Object

Adhesion molecules, including intercellular adhesion molecule–1 (ICAM-1), vascular cell adhesion molecule–1 (VCAM-1), and E-selectin, are important mediators of inflammation, and their levels are elevated in the serum of patients following aneurysmal subarachnoid hemorrhage (SAH). The investigators previously found that CGS 26303 is effective in preventing and reversing arterial narrowing in a rabbit model of SAH. The purpose of the present study was to examine whether levels of adhesion molecules are altered after treatment with CGS 26303 in this animal model.

Methods

New Zealand White rabbits were each injected with 3 ml of autologous blood in the cisterna magna, and intravenous treatment with CGS 26303 (30 mg/kg) was initiated 1 hour later. The compound was subsequently administered at 12, 24, and 36 hours post-SAH. Blood samples were collected at 48 hours post-SAH to measure ICAM-1, VCAM-1, and E-selectin levels. After the rabbits had been killed by perfusion–fixation, the basilar arteries (BAs) were removed and sliced, and their cross-sectional areas were measured.

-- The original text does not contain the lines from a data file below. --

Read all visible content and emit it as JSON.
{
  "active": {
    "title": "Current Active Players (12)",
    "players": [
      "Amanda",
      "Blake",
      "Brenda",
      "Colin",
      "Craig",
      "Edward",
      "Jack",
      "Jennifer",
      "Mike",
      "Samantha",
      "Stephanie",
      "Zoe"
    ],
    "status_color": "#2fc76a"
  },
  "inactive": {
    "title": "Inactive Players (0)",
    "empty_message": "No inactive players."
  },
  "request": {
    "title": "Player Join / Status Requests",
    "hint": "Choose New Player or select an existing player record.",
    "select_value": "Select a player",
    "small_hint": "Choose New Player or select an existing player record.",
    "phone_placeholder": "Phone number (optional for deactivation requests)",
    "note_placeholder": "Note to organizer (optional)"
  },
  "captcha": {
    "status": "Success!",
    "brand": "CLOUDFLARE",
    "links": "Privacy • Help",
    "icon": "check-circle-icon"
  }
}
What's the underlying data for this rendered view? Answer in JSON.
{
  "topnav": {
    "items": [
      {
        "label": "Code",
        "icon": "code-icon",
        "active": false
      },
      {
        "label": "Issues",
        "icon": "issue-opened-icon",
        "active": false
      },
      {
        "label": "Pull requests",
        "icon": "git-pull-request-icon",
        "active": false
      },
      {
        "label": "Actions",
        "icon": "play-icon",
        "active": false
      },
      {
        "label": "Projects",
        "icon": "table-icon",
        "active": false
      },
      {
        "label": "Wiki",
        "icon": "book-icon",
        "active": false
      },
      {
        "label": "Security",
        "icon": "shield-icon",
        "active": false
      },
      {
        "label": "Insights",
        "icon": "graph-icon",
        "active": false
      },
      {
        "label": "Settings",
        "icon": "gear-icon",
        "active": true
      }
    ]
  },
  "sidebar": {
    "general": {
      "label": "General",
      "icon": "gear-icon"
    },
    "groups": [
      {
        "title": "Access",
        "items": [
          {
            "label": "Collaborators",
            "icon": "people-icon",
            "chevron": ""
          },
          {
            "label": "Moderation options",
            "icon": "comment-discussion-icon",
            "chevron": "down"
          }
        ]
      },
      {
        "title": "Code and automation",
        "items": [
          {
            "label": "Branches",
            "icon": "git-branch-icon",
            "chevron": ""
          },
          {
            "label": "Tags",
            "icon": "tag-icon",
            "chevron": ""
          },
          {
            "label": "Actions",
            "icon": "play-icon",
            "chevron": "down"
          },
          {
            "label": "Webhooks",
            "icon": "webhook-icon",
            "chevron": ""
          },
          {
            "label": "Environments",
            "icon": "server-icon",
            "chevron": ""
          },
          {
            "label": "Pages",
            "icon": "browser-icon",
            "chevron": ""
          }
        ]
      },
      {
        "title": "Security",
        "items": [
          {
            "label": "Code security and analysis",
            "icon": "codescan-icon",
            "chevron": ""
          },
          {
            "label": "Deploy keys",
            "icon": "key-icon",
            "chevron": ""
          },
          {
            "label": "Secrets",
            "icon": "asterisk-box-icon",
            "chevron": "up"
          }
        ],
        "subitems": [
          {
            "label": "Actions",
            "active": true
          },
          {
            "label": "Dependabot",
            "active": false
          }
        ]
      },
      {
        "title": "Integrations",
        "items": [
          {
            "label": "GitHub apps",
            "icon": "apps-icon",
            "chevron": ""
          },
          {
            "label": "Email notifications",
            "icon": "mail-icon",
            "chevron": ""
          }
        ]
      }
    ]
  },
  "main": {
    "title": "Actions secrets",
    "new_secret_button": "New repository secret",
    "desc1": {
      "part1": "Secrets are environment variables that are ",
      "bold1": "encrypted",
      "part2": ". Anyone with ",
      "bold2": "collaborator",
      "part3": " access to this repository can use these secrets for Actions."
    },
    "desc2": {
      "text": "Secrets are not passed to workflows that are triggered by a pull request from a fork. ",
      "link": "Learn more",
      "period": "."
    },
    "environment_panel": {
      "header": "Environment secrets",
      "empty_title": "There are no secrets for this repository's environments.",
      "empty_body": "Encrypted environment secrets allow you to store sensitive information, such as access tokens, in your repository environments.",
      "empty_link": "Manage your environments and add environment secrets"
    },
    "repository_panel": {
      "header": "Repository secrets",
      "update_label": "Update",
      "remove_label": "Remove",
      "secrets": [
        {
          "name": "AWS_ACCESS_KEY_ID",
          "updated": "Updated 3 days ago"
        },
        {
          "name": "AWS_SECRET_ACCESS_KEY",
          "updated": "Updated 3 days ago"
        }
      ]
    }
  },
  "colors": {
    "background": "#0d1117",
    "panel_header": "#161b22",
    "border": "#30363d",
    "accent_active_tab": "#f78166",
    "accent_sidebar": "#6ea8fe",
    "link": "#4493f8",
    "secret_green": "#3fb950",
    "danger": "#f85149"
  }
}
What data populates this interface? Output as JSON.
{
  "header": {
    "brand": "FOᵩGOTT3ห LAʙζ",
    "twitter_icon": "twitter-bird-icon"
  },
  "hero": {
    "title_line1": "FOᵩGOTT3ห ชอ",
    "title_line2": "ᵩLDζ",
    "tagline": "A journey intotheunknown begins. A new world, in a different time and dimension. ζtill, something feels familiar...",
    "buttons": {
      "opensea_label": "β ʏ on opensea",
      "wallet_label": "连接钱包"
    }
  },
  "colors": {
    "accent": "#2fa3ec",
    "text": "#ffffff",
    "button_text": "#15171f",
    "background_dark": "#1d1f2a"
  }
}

Treatment with CGS 26303 attenuated arterial narrowing after SAH. Morphologically, corrugation of the internal elastic lamina of BAs was prominently observed in the SAH only and vehicle-treated SAH groups, but not in the CGS 26303–treated SAH group or in healthy controls. There were no significant differences in the levels of VCAM-1 among the four groups. The levels of E-selectin were increased in all animals subjected to SAH (those in the SAH only, SAH plus vehicle, and SAH plus CGS 26303 groups) compared with healthy controls (no SAH); however, the levels of ICAM-1 in the SAH only and SAH plus vehicle groups were significantly elevated (p < 0.001), and treatment with CGS 26303 reduced ICAM-1 to control levels following SAH.

Conclusions

These results show that ICAM-1 may play a role in mediating SAH-induced vasospasm and that a reduction of ICAM-1 levels after SAH may partly contribute to the antispastic effect of CGS 26303.